QBE chief executive John Neal said the U.S. housing market’s continuing recovery has led to a decreased need for the insurer’s mortgage services.
“It’s a bit of a counter-cyclical product,” Neal said of mortgage insurance. “As the economy improves, fewer people find themselves in times of stress. There is simply less placement of insurance.”
Bank of America, once a large QBE client, was instrumental in the insurer’s drop in profit. The bank’s decision to sell a large portion of its lender-placed insurance book meant Bank of America had significantly less need of mortgage insurance provided by QBE.
As a result, QBE is forecasting a $600m drop in the value of its written premiums in North America for 2013. This forecast follows general industry wisdom that the second half of the year more fully reflects downward trends than the first.
Nevertheless, Neal assured investors that QBE is on track to meet its target of a 92% combined operating ratio and an 11% insurance profit margin for the year.
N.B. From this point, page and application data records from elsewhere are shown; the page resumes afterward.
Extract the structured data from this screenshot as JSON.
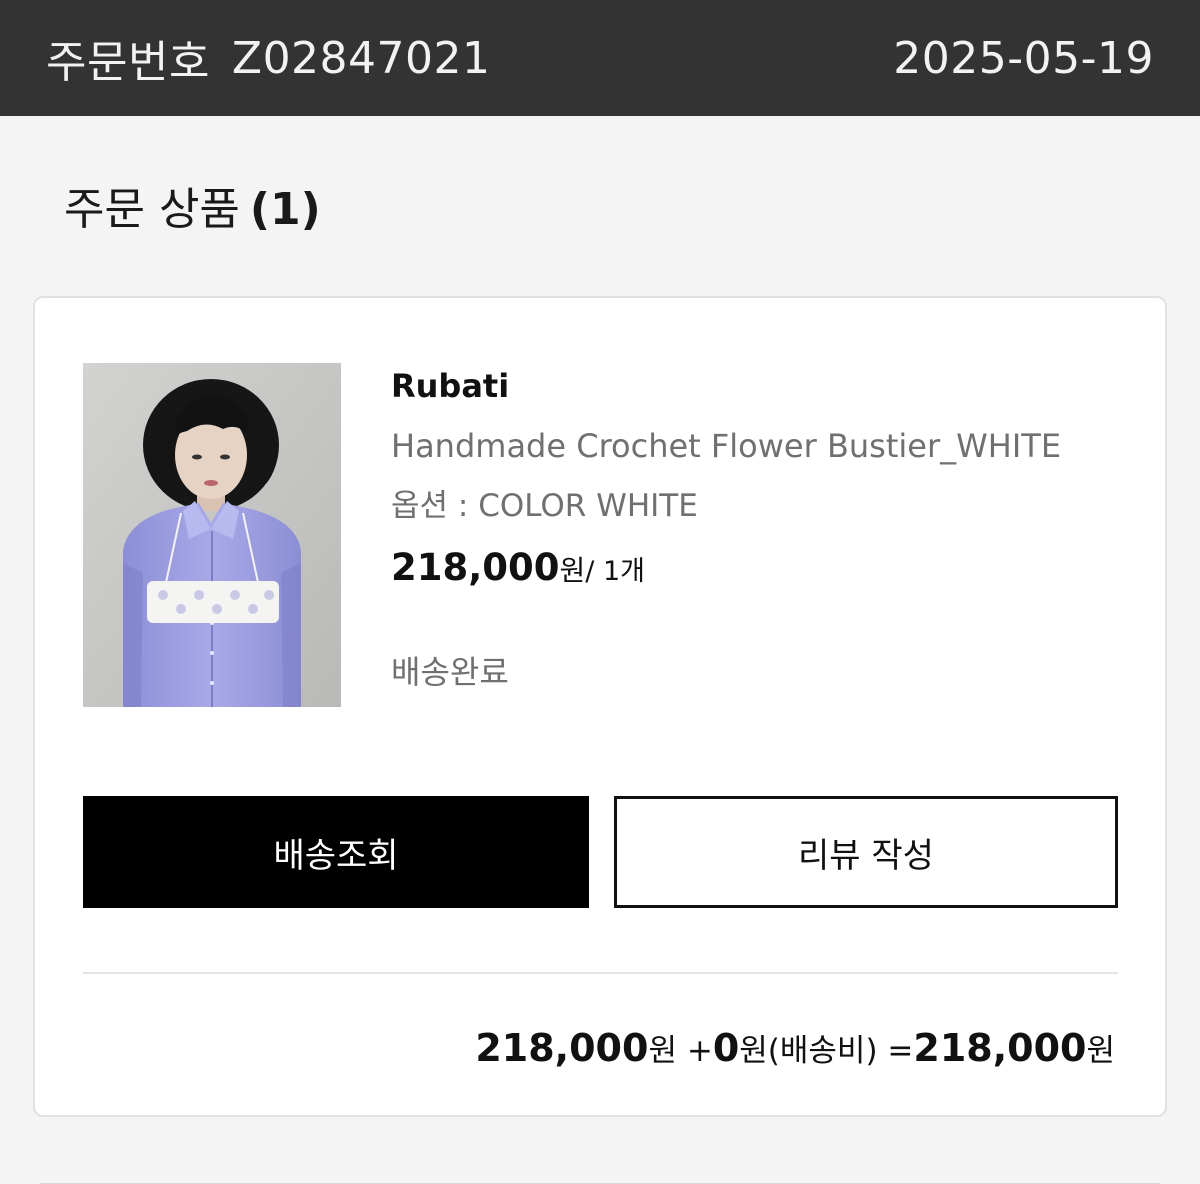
{
  "header": {
    "order_label": "주문번호",
    "order_number": "Z02847021",
    "order_date": "2025-05-19"
  },
  "section": {
    "title": "주문 상품",
    "count": "(1)"
  },
  "item": {
    "brand": "Rubati",
    "product_name": "Handmade Crochet Flower Bustier_WHITE",
    "option": "옵션 : COLOR WHITE",
    "price": "218,000",
    "price_unit": "원",
    "quantity": "/ 1개",
    "status": "배송완료"
  },
  "buttons": {
    "track_delivery": "배송조회",
    "write_review": "리뷰 작성"
  },
  "summary": {
    "item_total": "218,000",
    "unit": "원",
    "plus": " +",
    "shipping": "0",
    "shipping_label": "(배송비)",
    "equals": " =",
    "grand_total": "218,000"
  },
  "colors": {
    "header_bg": "#333333",
    "primary_button_bg": "#000000",
    "page_bg": "#f4f4f4"
  }
}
He attributes this to an expected growth in QBE’s client base.
“As we go through the second half, we’re very confident that we can win new banking clients,” Neal said.
As it is, QBE’s combined operating ratio in the first half of 2013 was 92.8%, while its insurance profit margin ended at 10.8%.
QBE, Australia’s largest insurer, originally took over Bank of America’s business insuring foreclosed homes in a $700m deal in 2010.